Instructions to follow:
Because the entries hold pictures, reproduce only their words, exactly as written.

Provided material Start Marker

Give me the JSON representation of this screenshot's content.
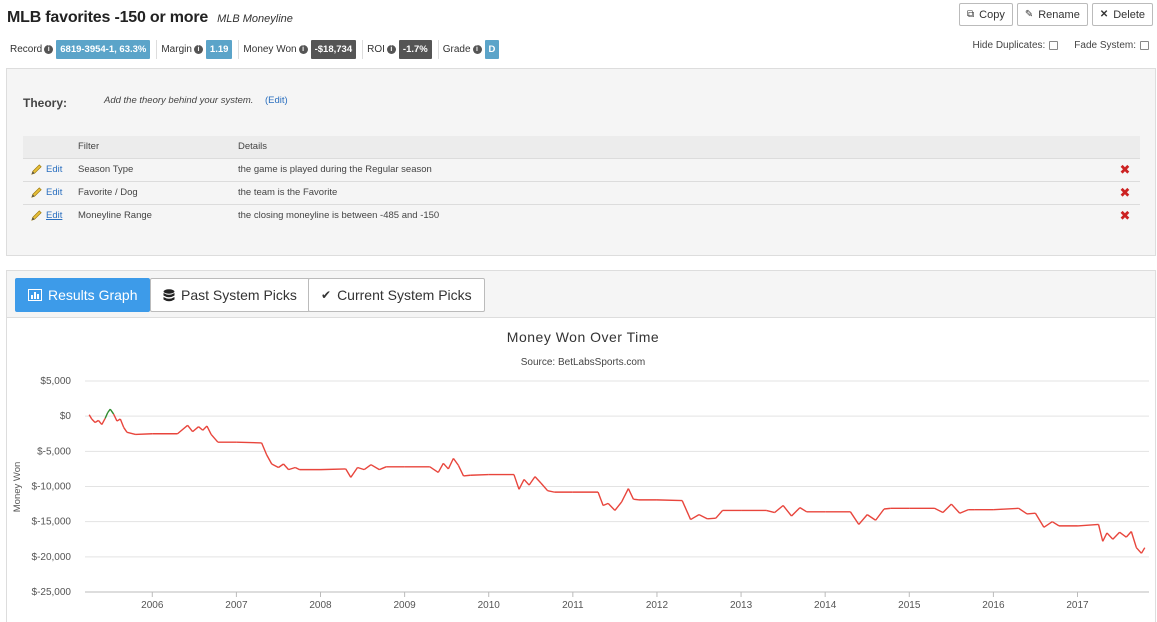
{
  "header": {
    "title": "MLB favorites -150 or more",
    "subtitle": "MLB Moneyline",
    "buttons": [
      {
        "label": "Copy",
        "icon": "copy-icon"
      },
      {
        "label": "Rename",
        "icon": "pencil-icon"
      },
      {
        "label": "Delete",
        "icon": "close-icon"
      }
    ]
  },
  "stats": {
    "record_label": "Record",
    "record_value": "6819-3954-1, 63.3%",
    "margin_label": "Margin",
    "margin_value": "1.19",
    "money_won_label": "Money Won",
    "money_won_value": "-$18,734",
    "roi_label": "ROI",
    "roi_value": "-1.7%",
    "grade_label": "Grade",
    "grade_value": "D",
    "info_glyph": "i"
  },
  "options": {
    "hide_duplicates_label": "Hide Duplicates:",
    "fade_system_label": "Fade System:"
  },
  "theory": {
    "label": "Theory:",
    "text": "Add the theory behind your system.",
    "edit_label": "(Edit)"
  },
  "filters": {
    "header_filter": "Filter",
    "header_details": "Details",
    "edit_label": "Edit",
    "remove_glyph": "✖",
    "rows": [
      {
        "filter": "Season Type",
        "details": "the game is played during the Regular season"
      },
      {
        "filter": "Favorite / Dog",
        "details": "the team is the Favorite"
      },
      {
        "filter": "Moneyline Range",
        "details": "the closing moneyline is between -485 and -150"
      }
    ]
  },
  "tabs": [
    {
      "label": "Results Graph",
      "icon": "bar-chart-icon",
      "active": true
    },
    {
      "label": "Past System Picks",
      "icon": "database-icon",
      "active": false
    },
    {
      "label": "Current System Picks",
      "icon": "checkmark-icon",
      "active": false
    }
  ],
  "chart_data": {
    "type": "line",
    "title": "Money Won Over Time",
    "subtitle": "Source: BetLabsSports.com",
    "ylabel": "Money Won",
    "xlabel": "",
    "ylim": [
      -25000,
      5000
    ],
    "yticks": [
      5000,
      0,
      -5000,
      -10000,
      -15000,
      -20000,
      -25000
    ],
    "ytick_labels": [
      "$5,000",
      "$0",
      "$-5,000",
      "$-10,000",
      "$-15,000",
      "$-20,000",
      "$-25,000"
    ],
    "xlim": [
      2005.2,
      2017.85
    ],
    "xticks": [
      2006,
      2007,
      2008,
      2009,
      2010,
      2011,
      2012,
      2013,
      2014,
      2015,
      2016,
      2017
    ],
    "xtick_labels": [
      "2006",
      "2007",
      "2008",
      "2009",
      "2010",
      "2011",
      "2012",
      "2013",
      "2014",
      "2015",
      "2016",
      "2017"
    ],
    "grid": true,
    "colors": {
      "positive": "#2e8b2e",
      "negative": "#e8453c"
    },
    "x": [
      2005.25,
      2005.28,
      2005.32,
      2005.36,
      2005.4,
      2005.44,
      2005.47,
      2005.5,
      2005.54,
      2005.58,
      2005.62,
      2005.66,
      2005.7,
      2005.8,
      2006.0,
      2006.3,
      2006.42,
      2006.48,
      2006.55,
      2006.6,
      2006.65,
      2006.7,
      2006.78,
      2007.0,
      2007.3,
      2007.36,
      2007.42,
      2007.5,
      2007.56,
      2007.62,
      2007.7,
      2007.75,
      2008.0,
      2008.3,
      2008.36,
      2008.44,
      2008.52,
      2008.6,
      2008.7,
      2008.78,
      2009.0,
      2009.3,
      2009.4,
      2009.46,
      2009.52,
      2009.58,
      2009.64,
      2009.7,
      2009.78,
      2010.0,
      2010.3,
      2010.36,
      2010.42,
      2010.48,
      2010.55,
      2010.62,
      2010.7,
      2010.78,
      2011.0,
      2011.3,
      2011.36,
      2011.42,
      2011.5,
      2011.58,
      2011.66,
      2011.72,
      2011.78,
      2012.0,
      2012.3,
      2012.4,
      2012.5,
      2012.6,
      2012.7,
      2012.78,
      2013.0,
      2013.3,
      2013.4,
      2013.5,
      2013.6,
      2013.7,
      2013.78,
      2014.0,
      2014.3,
      2014.4,
      2014.5,
      2014.6,
      2014.7,
      2014.78,
      2015.0,
      2015.3,
      2015.4,
      2015.5,
      2015.6,
      2015.7,
      2015.78,
      2016.0,
      2016.3,
      2016.4,
      2016.5,
      2016.6,
      2016.7,
      2016.78,
      2017.0,
      2017.25,
      2017.3,
      2017.35,
      2017.42,
      2017.5,
      2017.58,
      2017.64,
      2017.7,
      2017.76,
      2017.8
    ],
    "y": [
      200,
      -400,
      -900,
      -600,
      -1200,
      -300,
      500,
      1000,
      300,
      -700,
      -400,
      -1600,
      -2300,
      -2600,
      -2500,
      -2500,
      -1300,
      -2200,
      -1500,
      -2000,
      -1400,
      -2600,
      -3700,
      -3700,
      -3800,
      -5500,
      -6800,
      -7300,
      -6800,
      -7600,
      -7300,
      -7600,
      -7600,
      -7500,
      -8700,
      -7300,
      -7600,
      -6900,
      -7600,
      -7200,
      -7200,
      -7200,
      -8000,
      -6700,
      -7500,
      -6000,
      -7000,
      -8500,
      -8400,
      -8300,
      -8300,
      -10400,
      -9000,
      -9800,
      -8600,
      -9500,
      -10600,
      -10800,
      -10800,
      -10800,
      -12700,
      -12400,
      -13400,
      -12200,
      -10300,
      -11800,
      -11900,
      -11900,
      -12000,
      -14700,
      -14000,
      -14600,
      -14500,
      -13400,
      -13400,
      -13400,
      -13700,
      -12700,
      -14200,
      -13000,
      -13600,
      -13600,
      -13600,
      -15400,
      -14000,
      -14800,
      -13200,
      -13100,
      -13100,
      -13100,
      -13700,
      -12500,
      -13800,
      -13300,
      -13300,
      -13300,
      -13100,
      -13900,
      -13800,
      -15800,
      -15000,
      -15600,
      -15600,
      -15400,
      -17800,
      -16600,
      -17500,
      -16500,
      -17200,
      -16400,
      -18700,
      -19500,
      -18700
    ]
  }
}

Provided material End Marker

Result:
Give me the JSON representation of this screenshot's content.
{
  "header": {
    "title": "MLB favorites -150 or more",
    "subtitle": "MLB Moneyline",
    "buttons": [
      {
        "label": "Copy",
        "icon": "copy-icon"
      },
      {
        "label": "Rename",
        "icon": "pencil-icon"
      },
      {
        "label": "Delete",
        "icon": "close-icon"
      }
    ]
  },
  "stats": {
    "record_label": "Record",
    "record_value": "6819-3954-1, 63.3%",
    "margin_label": "Margin",
    "margin_value": "1.19",
    "money_won_label": "Money Won",
    "money_won_value": "-$18,734",
    "roi_label": "ROI",
    "roi_value": "-1.7%",
    "grade_label": "Grade",
    "grade_value": "D",
    "info_glyph": "i"
  },
  "options": {
    "hide_duplicates_label": "Hide Duplicates:",
    "fade_system_label": "Fade System:"
  },
  "theory": {
    "label": "Theory:",
    "text": "Add the theory behind your system.",
    "edit_label": "(Edit)"
  },
  "filters": {
    "header_filter": "Filter",
    "header_details": "Details",
    "edit_label": "Edit",
    "remove_glyph": "✖",
    "rows": [
      {
        "filter": "Season Type",
        "details": "the game is played during the Regular season"
      },
      {
        "filter": "Favorite / Dog",
        "details": "the team is the Favorite"
      },
      {
        "filter": "Moneyline Range",
        "details": "the closing moneyline is between -485 and -150"
      }
    ]
  },
  "tabs": [
    {
      "label": "Results Graph",
      "icon": "bar-chart-icon",
      "active": true
    },
    {
      "label": "Past System Picks",
      "icon": "database-icon",
      "active": false
    },
    {
      "label": "Current System Picks",
      "icon": "checkmark-icon",
      "active": false
    }
  ],
  "chart_data": {
    "type": "line",
    "title": "Money Won Over Time",
    "subtitle": "Source: BetLabsSports.com",
    "ylabel": "Money Won",
    "xlabel": "",
    "ylim": [
      -25000,
      5000
    ],
    "yticks": [
      5000,
      0,
      -5000,
      -10000,
      -15000,
      -20000,
      -25000
    ],
    "ytick_labels": [
      "$5,000",
      "$0",
      "$-5,000",
      "$-10,000",
      "$-15,000",
      "$-20,000",
      "$-25,000"
    ],
    "xlim": [
      2005.2,
      2017.85
    ],
    "xticks": [
      2006,
      2007,
      2008,
      2009,
      2010,
      2011,
      2012,
      2013,
      2014,
      2015,
      2016,
      2017
    ],
    "xtick_labels": [
      "2006",
      "2007",
      "2008",
      "2009",
      "2010",
      "2011",
      "2012",
      "2013",
      "2014",
      "2015",
      "2016",
      "2017"
    ],
    "grid": true,
    "colors": {
      "positive": "#2e8b2e",
      "negative": "#e8453c"
    },
    "x": [
      2005.25,
      2005.28,
      2005.32,
      2005.36,
      2005.4,
      2005.44,
      2005.47,
      2005.5,
      2005.54,
      2005.58,
      2005.62,
      2005.66,
      2005.7,
      2005.8,
      2006.0,
      2006.3,
      2006.42,
      2006.48,
      2006.55,
      2006.6,
      2006.65,
      2006.7,
      2006.78,
      2007.0,
      2007.3,
      2007.36,
      2007.42,
      2007.5,
      2007.56,
      2007.62,
      2007.7,
      2007.75,
      2008.0,
      2008.3,
      2008.36,
      2008.44,
      2008.52,
      2008.6,
      2008.7,
      2008.78,
      2009.0,
      2009.3,
      2009.4,
      2009.46,
      2009.52,
      2009.58,
      2009.64,
      2009.7,
      2009.78,
      2010.0,
      2010.3,
      2010.36,
      2010.42,
      2010.48,
      2010.55,
      2010.62,
      2010.7,
      2010.78,
      2011.0,
      2011.3,
      2011.36,
      2011.42,
      2011.5,
      2011.58,
      2011.66,
      2011.72,
      2011.78,
      2012.0,
      2012.3,
      2012.4,
      2012.5,
      2012.6,
      2012.7,
      2012.78,
      2013.0,
      2013.3,
      2013.4,
      2013.5,
      2013.6,
      2013.7,
      2013.78,
      2014.0,
      2014.3,
      2014.4,
      2014.5,
      2014.6,
      2014.7,
      2014.78,
      2015.0,
      2015.3,
      2015.4,
      2015.5,
      2015.6,
      2015.7,
      2015.78,
      2016.0,
      2016.3,
      2016.4,
      2016.5,
      2016.6,
      2016.7,
      2016.78,
      2017.0,
      2017.25,
      2017.3,
      2017.35,
      2017.42,
      2017.5,
      2017.58,
      2017.64,
      2017.7,
      2017.76,
      2017.8
    ],
    "y": [
      200,
      -400,
      -900,
      -600,
      -1200,
      -300,
      500,
      1000,
      300,
      -700,
      -400,
      -1600,
      -2300,
      -2600,
      -2500,
      -2500,
      -1300,
      -2200,
      -1500,
      -2000,
      -1400,
      -2600,
      -3700,
      -3700,
      -3800,
      -5500,
      -6800,
      -7300,
      -6800,
      -7600,
      -7300,
      -7600,
      -7600,
      -7500,
      -8700,
      -7300,
      -7600,
      -6900,
      -7600,
      -7200,
      -7200,
      -7200,
      -8000,
      -6700,
      -7500,
      -6000,
      -7000,
      -8500,
      -8400,
      -8300,
      -8300,
      -10400,
      -9000,
      -9800,
      -8600,
      -9500,
      -10600,
      -10800,
      -10800,
      -10800,
      -12700,
      -12400,
      -13400,
      -12200,
      -10300,
      -11800,
      -11900,
      -11900,
      -12000,
      -14700,
      -14000,
      -14600,
      -14500,
      -13400,
      -13400,
      -13400,
      -13700,
      -12700,
      -14200,
      -13000,
      -13600,
      -13600,
      -13600,
      -15400,
      -14000,
      -14800,
      -13200,
      -13100,
      -13100,
      -13100,
      -13700,
      -12500,
      -13800,
      -13300,
      -13300,
      -13300,
      -13100,
      -13900,
      -13800,
      -15800,
      -15000,
      -15600,
      -15600,
      -15400,
      -17800,
      -16600,
      -17500,
      -16500,
      -17200,
      -16400,
      -18700,
      -19500,
      -18700
    ]
  }
}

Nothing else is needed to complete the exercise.